Skip to main content

As per Statistics Canada, men and women share similarities when it comes to health. But, differences exist — and are intriguing to review.

According to Statistics Canada, men and women share many similarities when it comes to health, with each group reporting comparable levels of physical and mental well-being. But the differences do exist, and they are intriguing to review. 

From drinking habits to mental health, many of these differences point to social realities impacting the genders. How do men and women cope with stress? How do they pursue—or abandon—self-care throughout their lifespans? 
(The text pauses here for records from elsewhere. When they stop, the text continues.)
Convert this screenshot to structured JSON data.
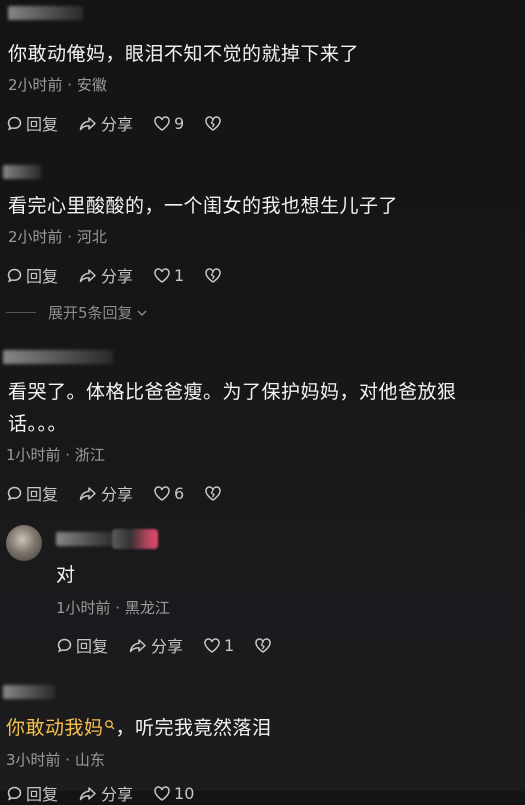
{
  "comments": [
    {
      "text": "你敢动俺妈，眼泪不知不觉的就掉下来了",
      "meta": "2小时前 · 安徽",
      "reply_label": "回复",
      "share_label": "分享",
      "likes": "9"
    },
    {
      "text": "看完心里酸酸的，一个闺女的我也想生儿子了",
      "meta": "2小时前 · 河北",
      "reply_label": "回复",
      "share_label": "分享",
      "likes": "1",
      "expand_label": "展开5条回复"
    },
    {
      "text_line1": "看哭了。体格比爸爸瘦。为了保护妈妈，对他爸放狠",
      "text_line2": "话。。。",
      "meta": "1小时前 · 浙江",
      "reply_label": "回复",
      "share_label": "分享",
      "likes": "6"
    },
    {
      "reply": true,
      "text": "对",
      "meta": "1小时前 · 黑龙江",
      "reply_label": "回复",
      "share_label": "分享",
      "likes": "1"
    },
    {
      "highlight_text": "你敢动我妈",
      "text_rest": "，听完我竟然落泪",
      "meta": "3小时前 · 山东",
      "reply_label": "回复",
      "share_label": "分享",
      "likes": "10"
    }
  ],
  "icons": {
    "reply": "comment-bubble-icon",
    "share": "share-arrow-icon",
    "like": "heart-icon",
    "dislike": "broken-heart-icon",
    "search_hint": "search-icon",
    "expand": "chevron-down-icon"
  },
  "colors": {
    "background": "#151517",
    "highlight": "#f5c04a",
    "meta": "#9b9b9b"
  }
}
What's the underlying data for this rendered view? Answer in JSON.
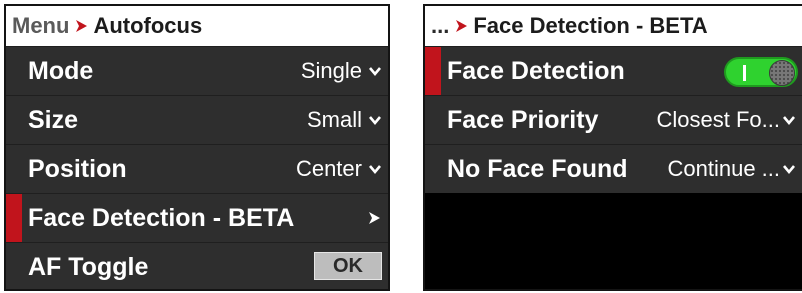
{
  "left_panel": {
    "breadcrumb_parent": "Menu",
    "breadcrumb_current": "Autofocus",
    "items": [
      {
        "label": "Mode",
        "value": "Single"
      },
      {
        "label": "Size",
        "value": "Small"
      },
      {
        "label": "Position",
        "value": "Center"
      },
      {
        "label": "Face Detection - BETA"
      },
      {
        "label": "AF Toggle",
        "button": "OK"
      }
    ]
  },
  "right_panel": {
    "breadcrumb_parent": "...",
    "breadcrumb_current": "Face Detection - BETA",
    "items": [
      {
        "label": "Face Detection",
        "toggle_state": "on"
      },
      {
        "label": "Face Priority",
        "value": "Closest Fo..."
      },
      {
        "label": "No Face Found",
        "value": "Continue ..."
      }
    ]
  },
  "colors": {
    "accent_red": "#c1141c",
    "toggle_green": "#2fd22f",
    "row_background": "#2e2e2e",
    "header_background": "#ffffff"
  },
  "icons": {
    "breadcrumb_separator": "triangle-right-icon",
    "dropdown": "chevron-down-icon",
    "submenu": "chevron-right-icon"
  }
}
Here are three statistics revealing some of the biggest differences between men’s and women’s health in Canada:

1. Drinking

One of the most dramatic differences between men and women, in the age group of 35-49 years, shows up in terms of drinking habits. In fact, men engage in heavy drinking almost twice as often as women. 

In 2019, only 16% of women reported heavy drinking, compared to 28% of men. 

2. Aerobic Fitness

When it comes to aerobic fitness in 2019, women and men trade places based on what age group they fit into.

Among the younger set—age 20 to 39—about 80% of women report “Poor to Fair” aerobic fitness, while only 50% of men in the same group fit in this category. But among the older set—40 to 59 years—men have the edge, with only 43% reporting “poor to fair” aerobic fitness, compared to 64% of women.

3. Mental Health

Data collected as late as September- November 2021 shows a biased impact of the COVID-19 pandemic on mental health

In certain age groups—for example, ages 18 to 34—33% of women report their mental health to be “somewhat worse or much worse now” compared to pre-pandemic times.

About 27% of men of the same age group fit in this category of mental health perception. However, since women are also more likely to seek professional help, this may influence the rates of diagnosis.

Gender bias exists and is statistically significant

Men and women seem to be afflicted by a host of mental and physical health issues across age groups in Canada. The pandemic has only worsened the gap and impact.

As a community, let’s take time to slow down, check-in and empathize with our family, friends, coworkers, and even acquaintances. 

For we’re all in this TOGETHER – irrespective of age, gender, sex, colour, class or nationality.

References